What needs to be done:
Scan the data below for lines holding the word "subtitle", and copy each line found.

Source data:

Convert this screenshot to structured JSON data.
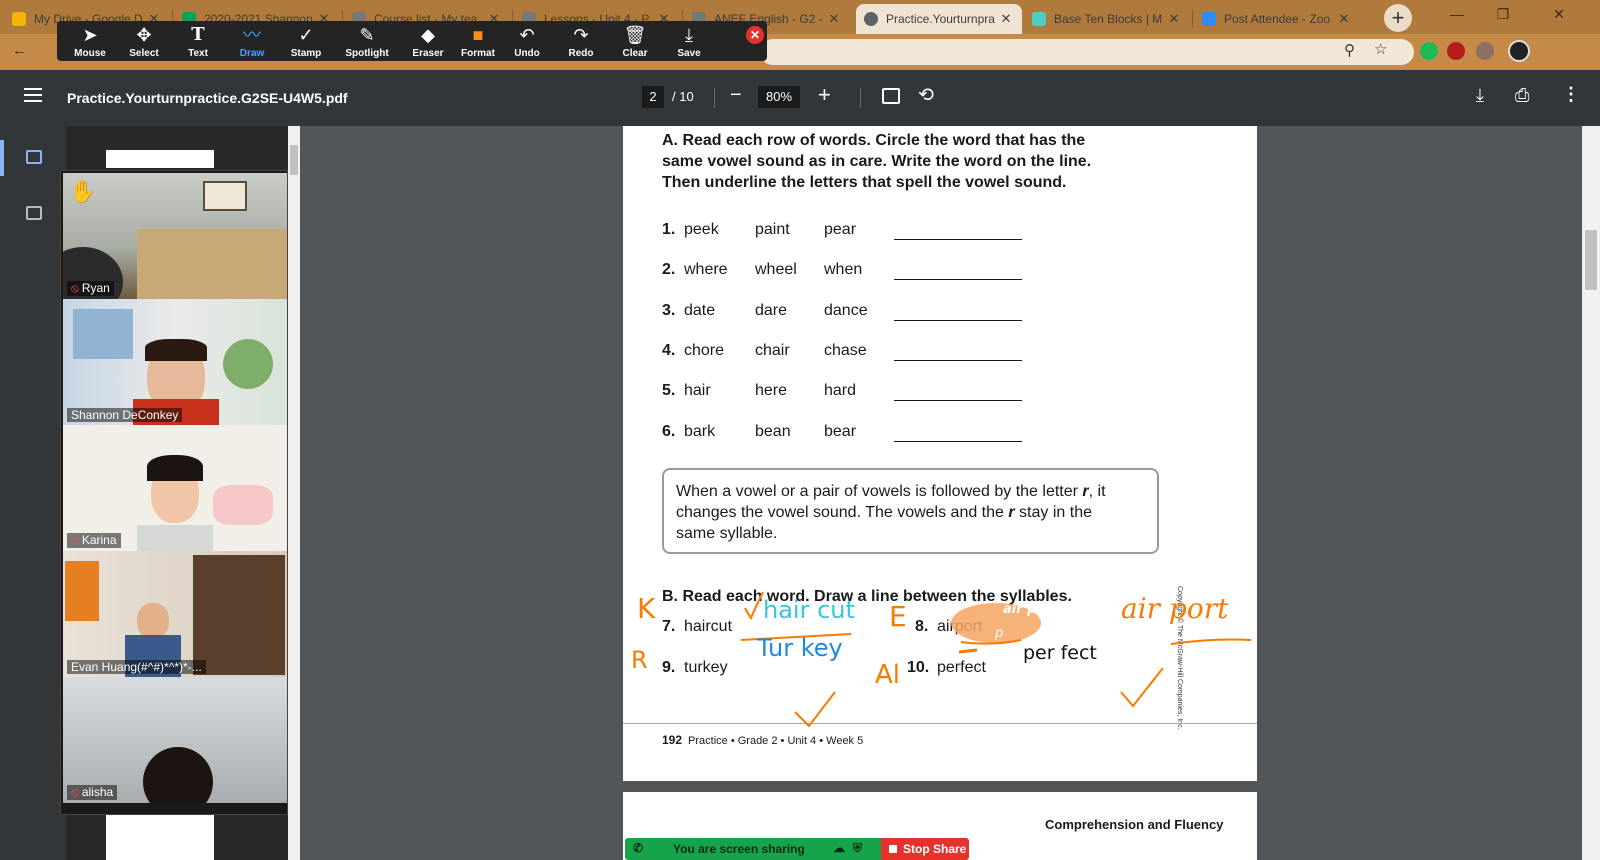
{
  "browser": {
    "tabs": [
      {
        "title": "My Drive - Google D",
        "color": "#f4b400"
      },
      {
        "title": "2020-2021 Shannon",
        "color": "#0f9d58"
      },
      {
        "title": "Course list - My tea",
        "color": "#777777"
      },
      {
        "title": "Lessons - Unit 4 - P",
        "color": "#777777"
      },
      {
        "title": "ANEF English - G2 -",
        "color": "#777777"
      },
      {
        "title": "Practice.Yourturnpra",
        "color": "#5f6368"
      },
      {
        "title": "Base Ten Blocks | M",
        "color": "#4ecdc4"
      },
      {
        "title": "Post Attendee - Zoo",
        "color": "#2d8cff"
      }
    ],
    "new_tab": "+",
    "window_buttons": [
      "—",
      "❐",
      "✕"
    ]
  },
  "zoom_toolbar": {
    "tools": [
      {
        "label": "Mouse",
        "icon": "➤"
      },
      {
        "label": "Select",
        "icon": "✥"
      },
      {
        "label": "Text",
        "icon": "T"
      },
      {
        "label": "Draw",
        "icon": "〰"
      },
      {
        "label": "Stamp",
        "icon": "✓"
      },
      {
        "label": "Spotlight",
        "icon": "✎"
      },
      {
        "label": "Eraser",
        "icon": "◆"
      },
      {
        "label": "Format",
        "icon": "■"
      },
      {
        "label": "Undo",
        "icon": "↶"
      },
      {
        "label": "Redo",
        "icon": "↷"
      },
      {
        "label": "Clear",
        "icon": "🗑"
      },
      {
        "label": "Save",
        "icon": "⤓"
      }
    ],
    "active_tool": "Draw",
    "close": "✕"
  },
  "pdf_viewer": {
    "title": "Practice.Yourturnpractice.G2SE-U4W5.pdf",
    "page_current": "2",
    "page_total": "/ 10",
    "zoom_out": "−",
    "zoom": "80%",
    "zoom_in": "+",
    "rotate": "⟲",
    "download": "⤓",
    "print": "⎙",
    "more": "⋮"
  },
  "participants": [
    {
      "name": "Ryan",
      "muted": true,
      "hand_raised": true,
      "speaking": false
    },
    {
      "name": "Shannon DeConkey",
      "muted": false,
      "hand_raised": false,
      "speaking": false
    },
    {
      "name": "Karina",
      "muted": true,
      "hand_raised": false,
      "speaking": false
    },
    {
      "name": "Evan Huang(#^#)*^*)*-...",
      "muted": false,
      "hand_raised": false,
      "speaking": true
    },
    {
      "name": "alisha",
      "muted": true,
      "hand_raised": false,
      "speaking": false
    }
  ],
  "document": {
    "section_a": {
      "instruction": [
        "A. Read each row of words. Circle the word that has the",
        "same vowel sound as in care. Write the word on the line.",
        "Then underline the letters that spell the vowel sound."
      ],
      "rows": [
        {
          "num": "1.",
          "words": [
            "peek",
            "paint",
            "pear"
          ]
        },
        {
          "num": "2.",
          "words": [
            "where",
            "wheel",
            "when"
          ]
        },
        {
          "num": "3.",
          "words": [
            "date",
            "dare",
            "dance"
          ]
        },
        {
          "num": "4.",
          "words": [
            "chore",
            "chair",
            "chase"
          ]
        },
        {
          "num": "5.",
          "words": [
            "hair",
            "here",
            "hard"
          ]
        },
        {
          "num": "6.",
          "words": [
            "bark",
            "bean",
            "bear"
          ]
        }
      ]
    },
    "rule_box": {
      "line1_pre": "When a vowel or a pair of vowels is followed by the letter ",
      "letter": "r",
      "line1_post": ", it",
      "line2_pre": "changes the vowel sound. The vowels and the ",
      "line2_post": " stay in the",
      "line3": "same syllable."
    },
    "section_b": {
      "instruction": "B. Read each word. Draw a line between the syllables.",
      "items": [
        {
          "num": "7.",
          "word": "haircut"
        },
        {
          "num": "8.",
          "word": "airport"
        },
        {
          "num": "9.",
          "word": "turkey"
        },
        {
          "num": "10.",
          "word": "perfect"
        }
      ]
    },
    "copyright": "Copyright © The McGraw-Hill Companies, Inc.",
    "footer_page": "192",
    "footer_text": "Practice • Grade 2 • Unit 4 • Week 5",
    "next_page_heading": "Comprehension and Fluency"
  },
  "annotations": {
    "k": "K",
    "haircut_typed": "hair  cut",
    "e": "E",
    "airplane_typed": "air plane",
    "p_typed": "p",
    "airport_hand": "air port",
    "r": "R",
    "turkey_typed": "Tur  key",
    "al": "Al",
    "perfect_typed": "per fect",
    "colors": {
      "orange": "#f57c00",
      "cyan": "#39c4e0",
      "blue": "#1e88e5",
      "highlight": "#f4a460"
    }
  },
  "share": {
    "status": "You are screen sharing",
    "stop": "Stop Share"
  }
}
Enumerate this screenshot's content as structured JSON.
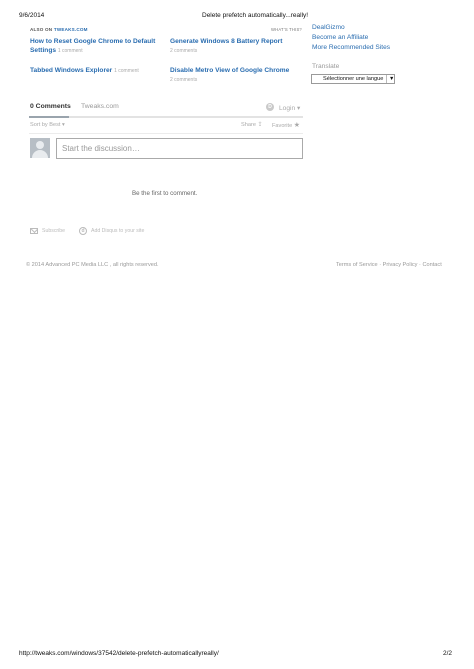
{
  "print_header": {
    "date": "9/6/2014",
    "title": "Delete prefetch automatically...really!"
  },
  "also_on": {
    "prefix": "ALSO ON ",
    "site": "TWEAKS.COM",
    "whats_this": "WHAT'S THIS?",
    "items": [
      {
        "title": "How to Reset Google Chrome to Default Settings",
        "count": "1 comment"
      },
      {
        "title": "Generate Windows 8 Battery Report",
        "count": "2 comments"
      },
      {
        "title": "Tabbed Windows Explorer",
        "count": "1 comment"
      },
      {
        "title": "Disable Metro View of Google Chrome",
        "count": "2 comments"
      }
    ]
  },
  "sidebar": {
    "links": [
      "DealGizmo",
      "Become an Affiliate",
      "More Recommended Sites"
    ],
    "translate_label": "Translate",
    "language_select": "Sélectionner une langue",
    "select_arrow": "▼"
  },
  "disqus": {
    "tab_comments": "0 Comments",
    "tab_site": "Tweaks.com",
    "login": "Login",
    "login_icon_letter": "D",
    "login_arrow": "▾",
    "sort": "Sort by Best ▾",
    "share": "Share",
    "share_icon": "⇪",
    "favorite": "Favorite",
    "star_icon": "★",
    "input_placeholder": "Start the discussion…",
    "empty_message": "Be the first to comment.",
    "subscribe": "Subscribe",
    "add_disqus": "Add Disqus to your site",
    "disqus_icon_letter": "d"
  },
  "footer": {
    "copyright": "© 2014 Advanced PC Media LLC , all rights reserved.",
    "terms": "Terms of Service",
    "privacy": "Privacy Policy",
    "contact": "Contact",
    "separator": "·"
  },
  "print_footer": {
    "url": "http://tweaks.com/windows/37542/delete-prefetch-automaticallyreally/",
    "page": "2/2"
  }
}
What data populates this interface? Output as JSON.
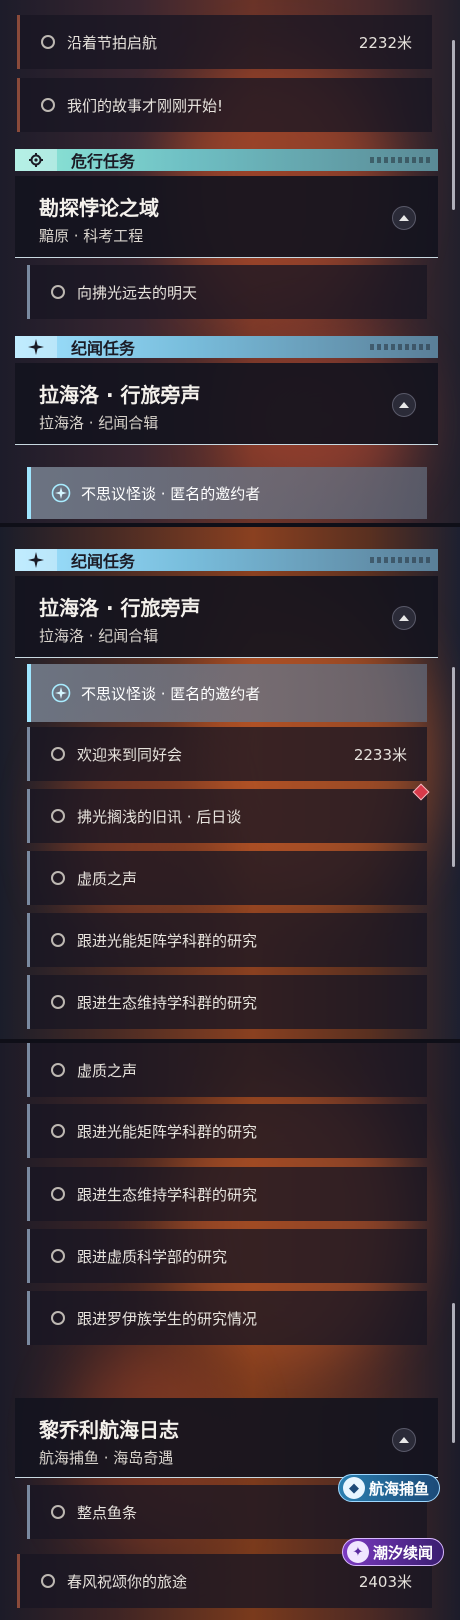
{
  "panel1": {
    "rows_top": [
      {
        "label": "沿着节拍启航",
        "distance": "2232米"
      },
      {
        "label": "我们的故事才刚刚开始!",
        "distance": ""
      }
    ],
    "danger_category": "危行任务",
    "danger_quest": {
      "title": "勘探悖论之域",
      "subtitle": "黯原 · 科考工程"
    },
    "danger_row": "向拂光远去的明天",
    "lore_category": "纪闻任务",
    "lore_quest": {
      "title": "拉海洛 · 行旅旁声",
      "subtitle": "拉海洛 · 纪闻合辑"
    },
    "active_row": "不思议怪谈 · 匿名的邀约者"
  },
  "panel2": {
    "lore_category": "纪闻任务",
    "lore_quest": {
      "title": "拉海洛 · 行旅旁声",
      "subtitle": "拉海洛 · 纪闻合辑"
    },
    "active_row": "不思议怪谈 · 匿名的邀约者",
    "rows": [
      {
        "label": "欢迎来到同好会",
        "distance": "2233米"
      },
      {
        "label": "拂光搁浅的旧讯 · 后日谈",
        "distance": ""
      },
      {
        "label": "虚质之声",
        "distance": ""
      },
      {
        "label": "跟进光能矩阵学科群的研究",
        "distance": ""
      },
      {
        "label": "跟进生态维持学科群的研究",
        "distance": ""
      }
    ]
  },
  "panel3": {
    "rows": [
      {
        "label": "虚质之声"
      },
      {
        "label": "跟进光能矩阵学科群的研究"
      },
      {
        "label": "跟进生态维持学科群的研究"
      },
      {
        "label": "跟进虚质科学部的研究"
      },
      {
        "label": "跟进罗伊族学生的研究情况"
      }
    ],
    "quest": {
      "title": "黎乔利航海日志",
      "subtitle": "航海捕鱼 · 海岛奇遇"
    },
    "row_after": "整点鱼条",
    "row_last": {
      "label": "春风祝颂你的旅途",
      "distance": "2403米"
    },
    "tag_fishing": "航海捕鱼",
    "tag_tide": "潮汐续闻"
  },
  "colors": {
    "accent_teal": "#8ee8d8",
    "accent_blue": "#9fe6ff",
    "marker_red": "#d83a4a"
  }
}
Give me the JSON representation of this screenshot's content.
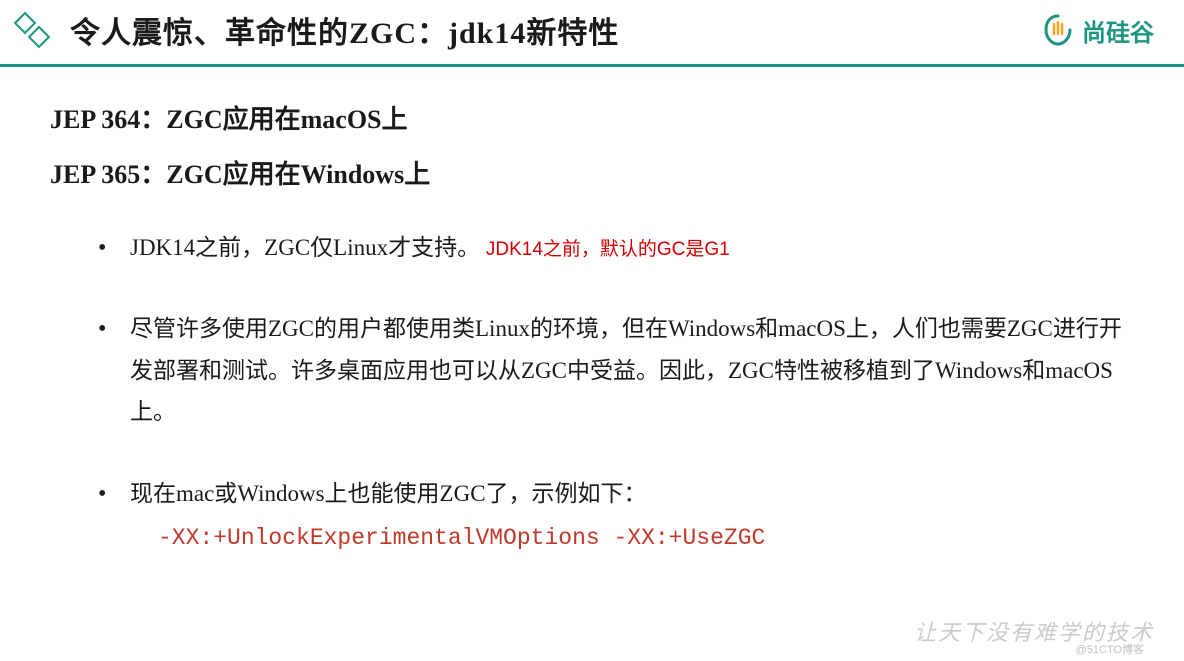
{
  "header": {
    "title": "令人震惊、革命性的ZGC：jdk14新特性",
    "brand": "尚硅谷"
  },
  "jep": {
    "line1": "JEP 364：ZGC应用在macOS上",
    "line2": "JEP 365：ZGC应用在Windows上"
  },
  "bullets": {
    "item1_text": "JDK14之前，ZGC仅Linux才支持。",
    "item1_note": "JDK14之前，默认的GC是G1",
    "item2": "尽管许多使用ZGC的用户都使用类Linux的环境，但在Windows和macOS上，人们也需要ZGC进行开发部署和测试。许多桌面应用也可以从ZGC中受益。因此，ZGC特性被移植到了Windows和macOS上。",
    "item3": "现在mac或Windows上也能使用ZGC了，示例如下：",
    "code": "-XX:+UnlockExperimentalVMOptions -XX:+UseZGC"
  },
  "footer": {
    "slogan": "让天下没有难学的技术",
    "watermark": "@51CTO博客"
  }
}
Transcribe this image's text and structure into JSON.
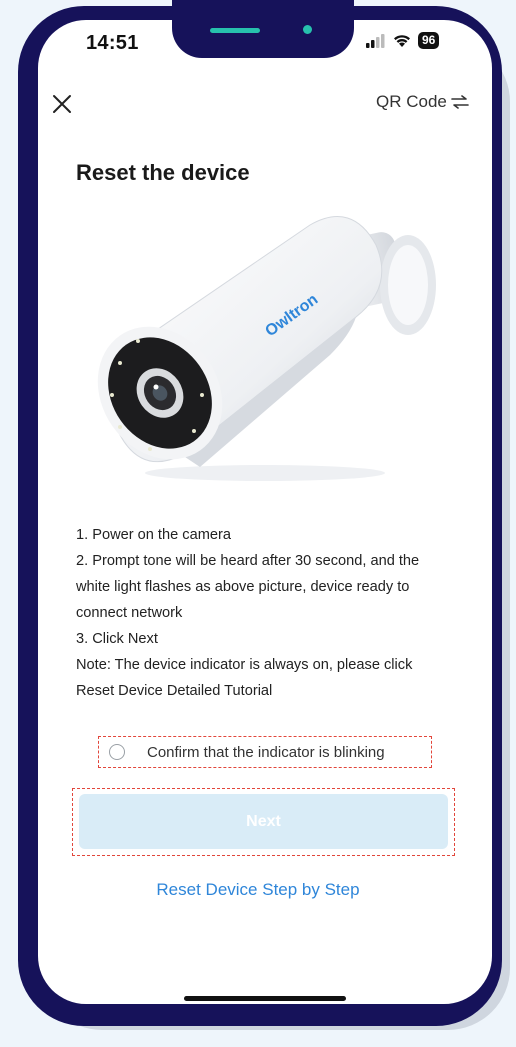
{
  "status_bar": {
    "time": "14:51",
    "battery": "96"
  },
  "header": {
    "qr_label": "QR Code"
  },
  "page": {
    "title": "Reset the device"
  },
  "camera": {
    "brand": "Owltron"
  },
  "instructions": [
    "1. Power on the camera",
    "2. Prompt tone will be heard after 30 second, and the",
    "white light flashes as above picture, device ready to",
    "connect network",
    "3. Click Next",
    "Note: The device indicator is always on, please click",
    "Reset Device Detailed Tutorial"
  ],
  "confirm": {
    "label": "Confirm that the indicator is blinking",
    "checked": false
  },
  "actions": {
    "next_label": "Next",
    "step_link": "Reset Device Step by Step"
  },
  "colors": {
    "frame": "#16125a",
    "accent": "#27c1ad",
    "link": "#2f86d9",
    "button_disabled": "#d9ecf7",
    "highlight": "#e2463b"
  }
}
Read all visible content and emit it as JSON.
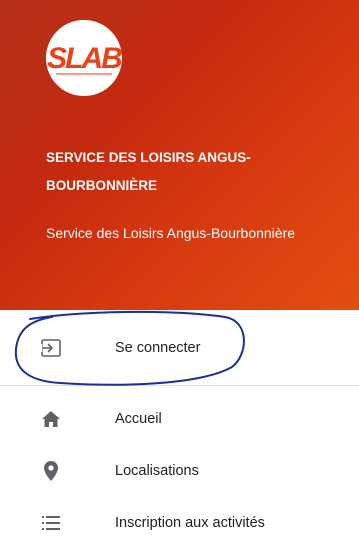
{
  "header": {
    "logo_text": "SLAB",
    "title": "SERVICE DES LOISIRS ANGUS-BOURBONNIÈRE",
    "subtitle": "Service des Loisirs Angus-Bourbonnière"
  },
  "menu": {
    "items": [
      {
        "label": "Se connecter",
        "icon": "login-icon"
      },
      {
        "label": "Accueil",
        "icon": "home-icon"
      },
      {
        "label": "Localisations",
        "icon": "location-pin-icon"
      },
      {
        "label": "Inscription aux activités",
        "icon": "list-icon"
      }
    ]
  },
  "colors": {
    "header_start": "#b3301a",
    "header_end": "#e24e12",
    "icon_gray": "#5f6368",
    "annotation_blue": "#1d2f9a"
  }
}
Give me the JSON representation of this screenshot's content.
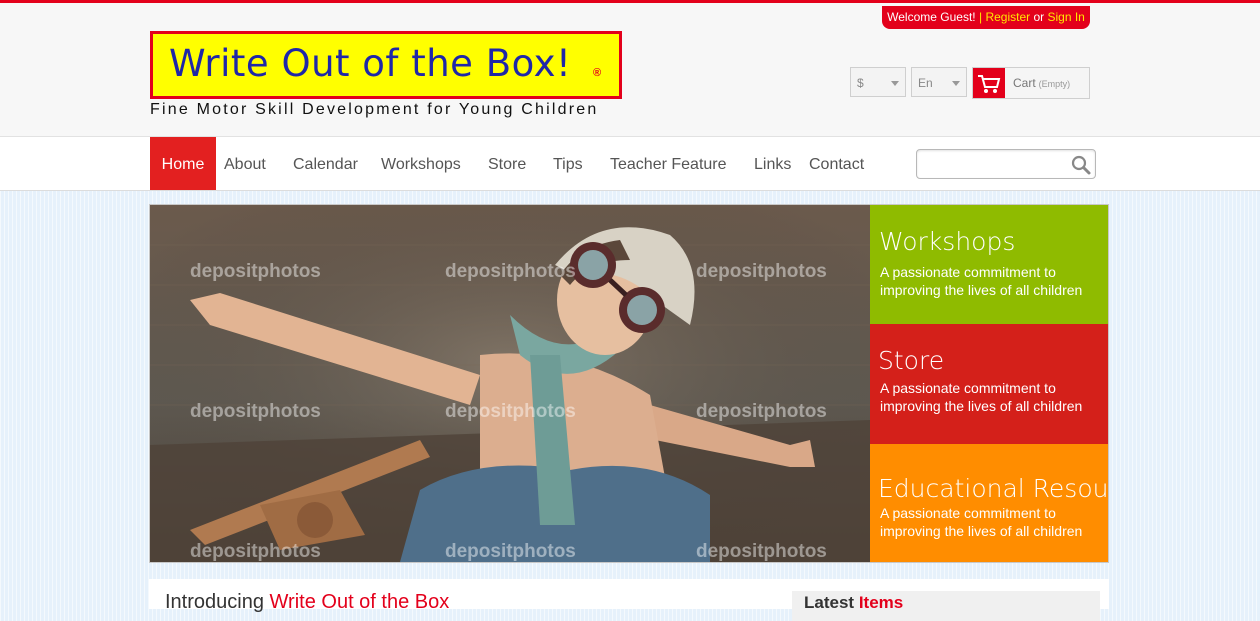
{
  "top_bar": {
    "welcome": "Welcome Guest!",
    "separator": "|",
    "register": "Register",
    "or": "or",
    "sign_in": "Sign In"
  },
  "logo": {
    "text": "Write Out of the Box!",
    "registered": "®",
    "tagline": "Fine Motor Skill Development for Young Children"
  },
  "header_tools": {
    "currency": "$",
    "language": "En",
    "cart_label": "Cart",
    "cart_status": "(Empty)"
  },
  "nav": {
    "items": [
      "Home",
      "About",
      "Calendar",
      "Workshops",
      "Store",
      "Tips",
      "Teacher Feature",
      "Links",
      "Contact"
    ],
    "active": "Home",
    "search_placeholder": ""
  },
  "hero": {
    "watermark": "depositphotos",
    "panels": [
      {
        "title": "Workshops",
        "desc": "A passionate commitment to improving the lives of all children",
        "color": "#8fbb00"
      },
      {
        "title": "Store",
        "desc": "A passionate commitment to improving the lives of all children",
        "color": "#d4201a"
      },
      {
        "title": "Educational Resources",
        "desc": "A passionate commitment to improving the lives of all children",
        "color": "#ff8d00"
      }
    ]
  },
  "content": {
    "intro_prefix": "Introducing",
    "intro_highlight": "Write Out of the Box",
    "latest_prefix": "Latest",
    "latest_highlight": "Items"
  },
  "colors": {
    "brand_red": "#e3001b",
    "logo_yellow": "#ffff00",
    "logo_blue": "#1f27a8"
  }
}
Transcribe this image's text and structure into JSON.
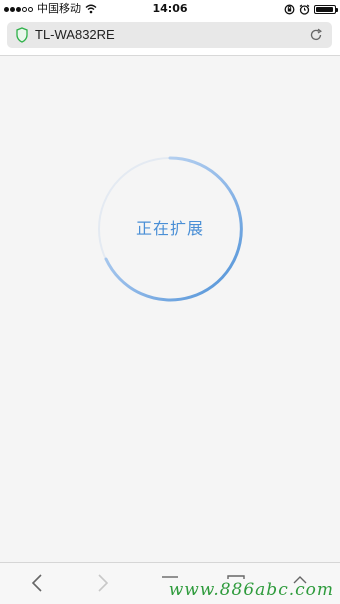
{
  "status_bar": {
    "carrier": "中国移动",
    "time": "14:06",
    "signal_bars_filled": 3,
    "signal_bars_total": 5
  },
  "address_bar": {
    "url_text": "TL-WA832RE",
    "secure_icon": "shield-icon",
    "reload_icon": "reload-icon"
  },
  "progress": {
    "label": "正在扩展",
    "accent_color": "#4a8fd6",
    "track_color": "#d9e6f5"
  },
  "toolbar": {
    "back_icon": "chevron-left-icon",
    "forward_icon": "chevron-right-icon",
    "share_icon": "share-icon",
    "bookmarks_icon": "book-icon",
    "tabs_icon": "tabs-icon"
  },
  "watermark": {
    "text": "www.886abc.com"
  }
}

Exercise result:
      "subtitle": "黯原 · 科考工程"
      "subtitle": "拉海洛 · 纪闻合辑"
      "subtitle": "拉海洛 · 纪闻合辑"
      "subtitle": "航海捕鱼 · 海岛奇遇"
    "subtitle": "Service des Loisirs Angus-Bourbonnière"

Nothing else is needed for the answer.